• _ABOUT THIS EXERCISE_: Can you retype every record below exactly as written?

EXTRACTED DATA START

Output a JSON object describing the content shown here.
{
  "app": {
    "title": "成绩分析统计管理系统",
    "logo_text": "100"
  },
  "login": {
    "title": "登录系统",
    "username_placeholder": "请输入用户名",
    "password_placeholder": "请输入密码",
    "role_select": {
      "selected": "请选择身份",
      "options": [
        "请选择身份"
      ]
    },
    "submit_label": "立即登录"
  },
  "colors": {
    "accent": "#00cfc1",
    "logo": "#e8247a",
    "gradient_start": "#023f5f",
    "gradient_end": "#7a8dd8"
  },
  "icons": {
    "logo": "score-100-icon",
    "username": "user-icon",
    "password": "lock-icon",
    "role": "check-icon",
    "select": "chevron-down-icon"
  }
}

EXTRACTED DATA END

• _COMPLETED TASK_:
Output a JSON object describing the content shown here.
{
  "app": {
    "title": "成绩分析统计管理系统",
    "logo_text": "100"
  },
  "login": {
    "title": "登录系统",
    "username_placeholder": "请输入用户名",
    "password_placeholder": "请输入密码",
    "role_select": {
      "selected": "请选择身份",
      "options": [
        "请选择身份"
      ]
    },
    "submit_label": "立即登录"
  },
  "colors": {
    "accent": "#00cfc1",
    "logo": "#e8247a",
    "gradient_start": "#023f5f",
    "gradient_end": "#7a8dd8"
  },
  "icons": {
    "logo": "score-100-icon",
    "username": "user-icon",
    "password": "lock-icon",
    "role": "check-icon",
    "select": "chevron-down-icon"
  }
}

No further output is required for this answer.